→ The records:
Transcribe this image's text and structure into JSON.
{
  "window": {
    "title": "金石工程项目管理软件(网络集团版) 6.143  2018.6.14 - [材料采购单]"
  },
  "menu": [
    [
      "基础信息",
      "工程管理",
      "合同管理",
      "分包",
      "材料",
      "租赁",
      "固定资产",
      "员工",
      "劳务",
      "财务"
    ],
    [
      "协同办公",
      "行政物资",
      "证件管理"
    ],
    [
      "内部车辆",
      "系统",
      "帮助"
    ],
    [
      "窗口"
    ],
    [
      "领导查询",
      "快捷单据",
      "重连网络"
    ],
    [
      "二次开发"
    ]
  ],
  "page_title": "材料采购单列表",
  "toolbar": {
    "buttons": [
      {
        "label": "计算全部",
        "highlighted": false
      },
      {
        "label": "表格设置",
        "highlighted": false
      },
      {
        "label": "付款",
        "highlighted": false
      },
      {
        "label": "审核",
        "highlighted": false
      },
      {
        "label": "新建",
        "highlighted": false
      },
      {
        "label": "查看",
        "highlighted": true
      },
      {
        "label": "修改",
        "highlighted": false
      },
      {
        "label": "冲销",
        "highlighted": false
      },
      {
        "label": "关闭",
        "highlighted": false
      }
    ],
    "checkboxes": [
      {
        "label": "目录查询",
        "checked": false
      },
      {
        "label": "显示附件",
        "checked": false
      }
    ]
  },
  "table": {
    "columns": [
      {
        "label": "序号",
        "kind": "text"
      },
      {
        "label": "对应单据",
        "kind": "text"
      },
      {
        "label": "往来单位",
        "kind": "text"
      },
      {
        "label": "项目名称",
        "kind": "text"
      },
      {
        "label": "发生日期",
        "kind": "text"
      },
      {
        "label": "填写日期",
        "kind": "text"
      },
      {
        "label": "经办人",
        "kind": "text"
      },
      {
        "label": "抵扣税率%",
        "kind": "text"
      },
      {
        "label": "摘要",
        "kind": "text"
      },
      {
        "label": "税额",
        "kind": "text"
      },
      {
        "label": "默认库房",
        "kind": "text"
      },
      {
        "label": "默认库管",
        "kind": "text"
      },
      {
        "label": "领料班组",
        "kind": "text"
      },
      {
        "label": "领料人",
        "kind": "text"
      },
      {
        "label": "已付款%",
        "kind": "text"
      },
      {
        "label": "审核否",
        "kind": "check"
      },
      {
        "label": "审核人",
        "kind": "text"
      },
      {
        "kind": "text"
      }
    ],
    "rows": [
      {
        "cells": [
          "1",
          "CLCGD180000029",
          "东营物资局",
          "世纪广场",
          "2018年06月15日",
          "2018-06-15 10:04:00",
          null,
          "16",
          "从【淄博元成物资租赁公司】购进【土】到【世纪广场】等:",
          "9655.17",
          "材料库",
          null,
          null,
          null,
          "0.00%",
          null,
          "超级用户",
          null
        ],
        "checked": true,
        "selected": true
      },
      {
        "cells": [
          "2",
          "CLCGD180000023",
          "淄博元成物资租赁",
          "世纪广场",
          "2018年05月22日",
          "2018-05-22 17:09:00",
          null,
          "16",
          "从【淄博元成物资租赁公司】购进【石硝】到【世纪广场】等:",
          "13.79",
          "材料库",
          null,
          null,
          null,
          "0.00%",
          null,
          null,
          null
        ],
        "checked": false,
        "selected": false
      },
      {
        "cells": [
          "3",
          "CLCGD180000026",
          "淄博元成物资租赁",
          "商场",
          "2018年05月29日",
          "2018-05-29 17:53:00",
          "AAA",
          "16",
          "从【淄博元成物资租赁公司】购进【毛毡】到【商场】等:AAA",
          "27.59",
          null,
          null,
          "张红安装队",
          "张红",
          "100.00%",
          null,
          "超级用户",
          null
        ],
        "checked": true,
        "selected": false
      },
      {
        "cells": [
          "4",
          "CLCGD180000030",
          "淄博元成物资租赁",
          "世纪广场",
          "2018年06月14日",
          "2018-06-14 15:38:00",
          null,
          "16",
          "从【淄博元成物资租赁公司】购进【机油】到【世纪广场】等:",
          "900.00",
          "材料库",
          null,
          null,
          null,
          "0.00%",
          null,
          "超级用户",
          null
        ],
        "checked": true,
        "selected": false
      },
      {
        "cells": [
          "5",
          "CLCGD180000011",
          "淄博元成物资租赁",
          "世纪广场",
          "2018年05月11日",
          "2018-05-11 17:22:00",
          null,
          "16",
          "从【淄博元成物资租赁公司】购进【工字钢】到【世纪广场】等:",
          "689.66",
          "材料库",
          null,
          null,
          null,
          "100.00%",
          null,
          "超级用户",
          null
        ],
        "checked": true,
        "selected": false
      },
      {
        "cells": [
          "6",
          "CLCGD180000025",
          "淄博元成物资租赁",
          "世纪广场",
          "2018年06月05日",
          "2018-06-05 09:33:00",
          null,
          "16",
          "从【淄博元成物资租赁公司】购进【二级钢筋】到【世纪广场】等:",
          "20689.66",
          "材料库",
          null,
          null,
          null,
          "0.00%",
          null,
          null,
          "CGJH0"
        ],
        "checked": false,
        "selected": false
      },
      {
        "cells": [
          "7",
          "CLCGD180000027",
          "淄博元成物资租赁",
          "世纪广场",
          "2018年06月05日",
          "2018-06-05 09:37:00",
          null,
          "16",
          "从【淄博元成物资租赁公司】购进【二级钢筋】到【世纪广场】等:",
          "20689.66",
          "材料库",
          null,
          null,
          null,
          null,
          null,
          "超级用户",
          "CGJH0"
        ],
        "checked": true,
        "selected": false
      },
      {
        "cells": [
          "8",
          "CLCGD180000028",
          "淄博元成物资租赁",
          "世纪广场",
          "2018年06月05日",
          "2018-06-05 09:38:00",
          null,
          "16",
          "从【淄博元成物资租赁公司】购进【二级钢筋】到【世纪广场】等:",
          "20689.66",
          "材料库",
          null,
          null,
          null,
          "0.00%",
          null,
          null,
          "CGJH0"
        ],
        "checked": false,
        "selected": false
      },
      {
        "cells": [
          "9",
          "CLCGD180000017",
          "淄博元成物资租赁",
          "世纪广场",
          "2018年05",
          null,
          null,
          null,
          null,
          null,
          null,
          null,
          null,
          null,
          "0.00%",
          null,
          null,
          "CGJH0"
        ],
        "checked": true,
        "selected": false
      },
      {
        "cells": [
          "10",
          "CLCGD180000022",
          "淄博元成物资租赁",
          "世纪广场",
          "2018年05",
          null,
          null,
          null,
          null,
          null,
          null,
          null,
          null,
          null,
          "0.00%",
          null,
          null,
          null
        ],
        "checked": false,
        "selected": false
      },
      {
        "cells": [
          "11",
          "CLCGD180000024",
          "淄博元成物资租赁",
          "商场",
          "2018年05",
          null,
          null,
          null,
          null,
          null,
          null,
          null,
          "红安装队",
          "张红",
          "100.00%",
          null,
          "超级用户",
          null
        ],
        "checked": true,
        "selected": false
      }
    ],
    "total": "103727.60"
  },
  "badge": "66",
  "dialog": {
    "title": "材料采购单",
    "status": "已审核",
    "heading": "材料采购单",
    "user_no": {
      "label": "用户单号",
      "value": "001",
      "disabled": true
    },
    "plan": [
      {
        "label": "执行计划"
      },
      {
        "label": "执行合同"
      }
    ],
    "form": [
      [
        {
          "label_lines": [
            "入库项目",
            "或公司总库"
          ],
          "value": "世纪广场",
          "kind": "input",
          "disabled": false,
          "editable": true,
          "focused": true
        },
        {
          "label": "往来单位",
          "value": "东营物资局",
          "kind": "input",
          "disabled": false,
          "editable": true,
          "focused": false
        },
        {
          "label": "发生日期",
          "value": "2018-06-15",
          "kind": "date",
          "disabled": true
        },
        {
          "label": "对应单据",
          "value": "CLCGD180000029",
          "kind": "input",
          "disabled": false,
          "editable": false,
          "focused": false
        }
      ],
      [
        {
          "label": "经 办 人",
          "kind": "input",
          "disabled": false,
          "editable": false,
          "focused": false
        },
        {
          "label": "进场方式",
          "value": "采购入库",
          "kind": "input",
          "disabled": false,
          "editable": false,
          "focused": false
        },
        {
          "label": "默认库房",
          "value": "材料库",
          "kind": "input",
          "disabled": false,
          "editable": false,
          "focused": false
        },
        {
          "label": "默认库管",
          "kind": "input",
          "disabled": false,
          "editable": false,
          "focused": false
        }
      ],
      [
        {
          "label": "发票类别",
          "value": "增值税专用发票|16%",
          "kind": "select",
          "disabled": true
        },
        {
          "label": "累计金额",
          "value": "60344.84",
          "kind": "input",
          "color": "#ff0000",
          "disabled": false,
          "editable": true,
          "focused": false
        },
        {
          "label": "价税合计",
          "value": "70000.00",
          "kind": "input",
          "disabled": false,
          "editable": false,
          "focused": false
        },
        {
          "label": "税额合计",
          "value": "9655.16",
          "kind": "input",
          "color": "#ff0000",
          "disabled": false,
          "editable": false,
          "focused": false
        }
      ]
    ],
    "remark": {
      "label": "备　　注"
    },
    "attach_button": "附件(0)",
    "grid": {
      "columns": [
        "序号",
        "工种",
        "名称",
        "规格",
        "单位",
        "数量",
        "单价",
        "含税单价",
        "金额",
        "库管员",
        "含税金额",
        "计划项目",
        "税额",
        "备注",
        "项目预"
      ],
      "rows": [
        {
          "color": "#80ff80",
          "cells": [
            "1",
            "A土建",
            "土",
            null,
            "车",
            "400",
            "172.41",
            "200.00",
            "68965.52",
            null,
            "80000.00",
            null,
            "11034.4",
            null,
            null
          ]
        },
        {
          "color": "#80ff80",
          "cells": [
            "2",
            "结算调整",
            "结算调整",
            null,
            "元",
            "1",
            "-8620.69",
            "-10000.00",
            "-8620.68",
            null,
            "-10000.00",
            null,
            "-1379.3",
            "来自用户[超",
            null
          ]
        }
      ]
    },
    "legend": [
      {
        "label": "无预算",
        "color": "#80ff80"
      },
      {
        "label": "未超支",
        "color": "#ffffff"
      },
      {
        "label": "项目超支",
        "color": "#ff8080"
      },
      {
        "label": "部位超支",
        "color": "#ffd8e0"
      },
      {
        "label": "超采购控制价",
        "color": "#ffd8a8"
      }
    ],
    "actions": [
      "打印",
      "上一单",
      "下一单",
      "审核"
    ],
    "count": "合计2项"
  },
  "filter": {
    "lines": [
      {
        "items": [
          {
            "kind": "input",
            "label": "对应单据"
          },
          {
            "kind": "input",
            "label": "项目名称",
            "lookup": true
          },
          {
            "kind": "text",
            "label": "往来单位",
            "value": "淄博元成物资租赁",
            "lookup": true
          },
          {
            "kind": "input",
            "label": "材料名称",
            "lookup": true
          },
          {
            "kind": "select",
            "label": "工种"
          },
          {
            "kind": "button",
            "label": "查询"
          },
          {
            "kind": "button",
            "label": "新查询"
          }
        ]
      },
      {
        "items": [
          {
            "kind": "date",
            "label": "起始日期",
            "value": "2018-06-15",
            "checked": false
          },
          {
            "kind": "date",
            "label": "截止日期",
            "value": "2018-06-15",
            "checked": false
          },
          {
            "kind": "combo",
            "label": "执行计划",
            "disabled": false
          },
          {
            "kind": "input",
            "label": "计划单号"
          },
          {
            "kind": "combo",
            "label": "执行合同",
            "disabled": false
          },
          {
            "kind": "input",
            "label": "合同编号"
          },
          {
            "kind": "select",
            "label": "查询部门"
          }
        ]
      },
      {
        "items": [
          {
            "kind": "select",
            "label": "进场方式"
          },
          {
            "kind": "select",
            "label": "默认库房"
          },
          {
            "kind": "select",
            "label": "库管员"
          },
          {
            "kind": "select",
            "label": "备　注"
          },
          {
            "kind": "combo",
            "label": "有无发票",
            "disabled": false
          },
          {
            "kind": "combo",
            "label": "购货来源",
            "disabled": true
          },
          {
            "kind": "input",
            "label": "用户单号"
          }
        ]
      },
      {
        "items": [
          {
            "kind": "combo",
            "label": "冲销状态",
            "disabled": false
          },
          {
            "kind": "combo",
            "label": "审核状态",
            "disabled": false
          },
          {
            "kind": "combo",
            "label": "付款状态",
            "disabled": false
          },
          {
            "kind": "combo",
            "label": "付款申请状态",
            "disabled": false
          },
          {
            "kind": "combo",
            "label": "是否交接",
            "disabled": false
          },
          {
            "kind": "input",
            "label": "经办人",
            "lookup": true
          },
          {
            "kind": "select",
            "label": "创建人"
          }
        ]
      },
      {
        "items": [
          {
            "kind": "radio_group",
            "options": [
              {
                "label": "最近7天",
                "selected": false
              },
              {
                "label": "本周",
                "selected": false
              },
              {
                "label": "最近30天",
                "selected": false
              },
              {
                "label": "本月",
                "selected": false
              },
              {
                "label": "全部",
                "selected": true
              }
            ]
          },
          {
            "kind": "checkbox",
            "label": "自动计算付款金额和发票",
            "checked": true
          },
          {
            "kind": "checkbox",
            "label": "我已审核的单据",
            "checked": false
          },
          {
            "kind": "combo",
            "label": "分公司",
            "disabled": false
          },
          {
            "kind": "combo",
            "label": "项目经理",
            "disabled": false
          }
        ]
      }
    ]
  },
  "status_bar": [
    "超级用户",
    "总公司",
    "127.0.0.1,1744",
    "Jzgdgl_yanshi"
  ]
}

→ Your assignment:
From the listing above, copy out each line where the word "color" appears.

→ Answer for the task:
          "color": "#ff0000",
          "color": "#ff0000",
          "color": "#80ff80",
          "color": "#80ff80",
        "color": "#80ff80"
        "color": "#ffffff"
        "color": "#ff8080"
        "color": "#ffd8e0"
        "color": "#ffd8a8"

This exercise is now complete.